bishop actually treated that subject.
He begins his treatment of Sundays Gospel judgment passage, for instance, by
stressing something contrary to Matthews theology: "The negligence of men, and
the little influence that the mere love for God has to change the mind, rendered it
necessary to add fear to the other motives for serving God."
He continues, painting a picture of the worlds last judgment: the good on
Jesus right; the bad on His left. He quotes Jesus words to the good,
"Come, ye blessed of my Father, possess the kingdom prepared for you from the
foundation of the world," and finally ends with Jesus command to the wicked:
"Depart from me, ye accursed into the everlasting fire which was prepared for the
devil and his angels."
But never once in his entire treatment of Matthew 25:31-46 does Bishop Gilmour mention
the criteria which Jesus employs for determining the sheep and the goats "I
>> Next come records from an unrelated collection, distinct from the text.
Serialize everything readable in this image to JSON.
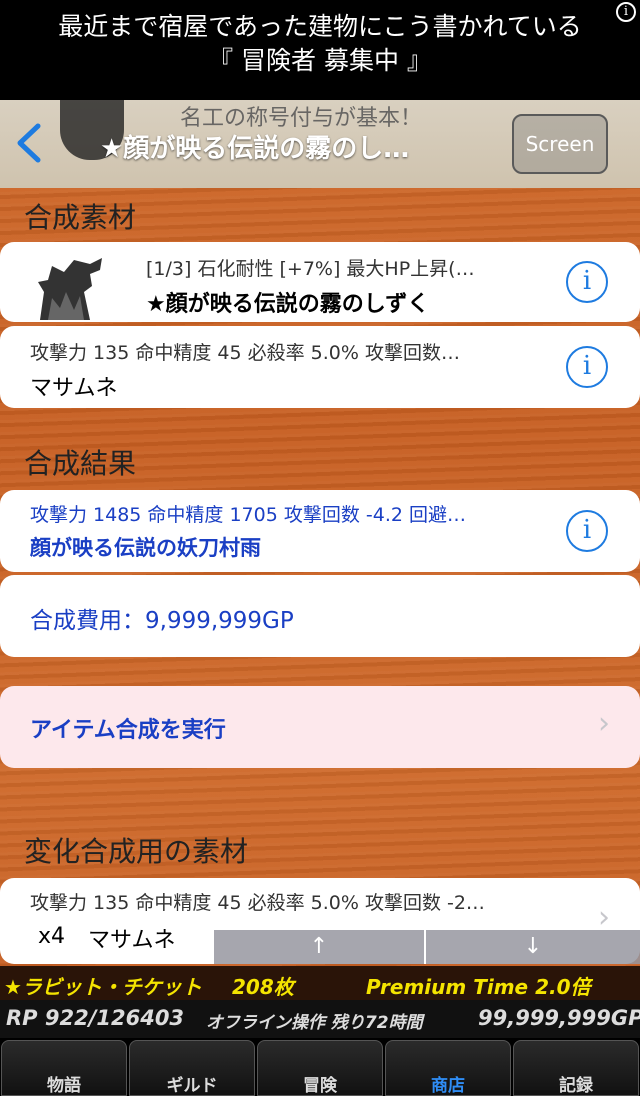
{
  "banner": {
    "line1": "最近まで宿屋であった建物にこう書かれている",
    "line2": "『 冒険者 募集中 』",
    "info_glyph": "i"
  },
  "navbar": {
    "bg_text": "名工の称号付与が基本！",
    "title": "★顔が映る伝説の霧のし…",
    "screen_label": "Screen"
  },
  "sections": {
    "materials": "合成素材",
    "result": "合成結果",
    "change": "変化合成用の素材"
  },
  "materials": [
    {
      "sub": "[1/3] 石化耐性 [+7%] 最大HP上昇(…",
      "name": "★顔が映る伝説の霧のしずく"
    },
    {
      "sub": "攻撃力 135 命中精度 45 必殺率 5.0% 攻撃回数…",
      "name": "マサムネ"
    }
  ],
  "result": {
    "sub": "攻撃力 1485 命中精度 1705 攻撃回数 -4.2 回避…",
    "name": "顔が映る伝説の妖刀村雨",
    "cost": "合成費用：9,999,999GP"
  },
  "execute_label": "アイテム合成を実行",
  "change_item": {
    "sub": "攻撃力 135 命中精度 45 必殺率 5.0% 攻撃回数 -2…",
    "qty": "x4",
    "name": "マサムネ"
  },
  "arrows": {
    "up": "↑",
    "down": "↓"
  },
  "ticket": {
    "label": "★ラビット・チケット",
    "count": "208枚",
    "premium": "Premium Time 2.0倍"
  },
  "status": {
    "rp": "RP 922/126403",
    "offline": "オフライン操作 残り72時間",
    "gp": "99,999,999GP"
  },
  "tabs": [
    "物語",
    "ギルド",
    "冒険",
    "商店",
    "記録"
  ],
  "colors": {
    "accent": "#1e7be0",
    "link": "#1a3fc4",
    "execute_bg": "#fde8ec",
    "ticket_yellow": "#f5e400",
    "active_tab": "#2f8df5"
  }
}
was hungry and you gave me food, thirsty and you gave me drink, a stranger and you
welcomed me, naked and you clothed me, ill and you cared for me, in prison and you visited
Were we to hear Sundays three readings in the context of the Scripture which
presents them to us, wed see three different pictures of Gods care and love of
Images of God
Ezekiels picture of Yahweh as a shepherd who "tends His flock when He finds
Himself among His scattered sheep," shows one dimension of Yahwehs concern for
His exiled people (Ez 34: 11-12, 15-17).
Paul shows a different aspect of that concern when he creates the image of the
"new Adam" and applies it to Jesus (I Cor 15: 20-26, 28). Just as the Genesis
Adams actions gave all people the experience of death, so the new Adams
actions offers all people an opportunity to experience life. Paul believes that the good
which brings life is always more powerful than the evil which brings death. And for him,
theres nothing more powerful than the force of Jesus love.
Matthews reflection on such deep love eventually leads him to an even more
insightful dimension of Gods concern. Not only does God step into our world to help
and shepherd us, as both Ezekiel and Paul proclaim, but Matthew believes that we have a
God who, through Jesus, actually becomes one with us. "When I was hungry, thirsty and
Which of these three biblical images is correct? The Sacred authors believe they all
are. Perhaps the most important insight which a study of Scripture from Scripture conveys
is that whenever one speaks of God, one must always employ a "both/and." Of
course, "rational" thinking people prefer an "either/or" catechism or
Bible history God-image. It makes much more sense.
The only problem is that such an image doesnt correspond to reality.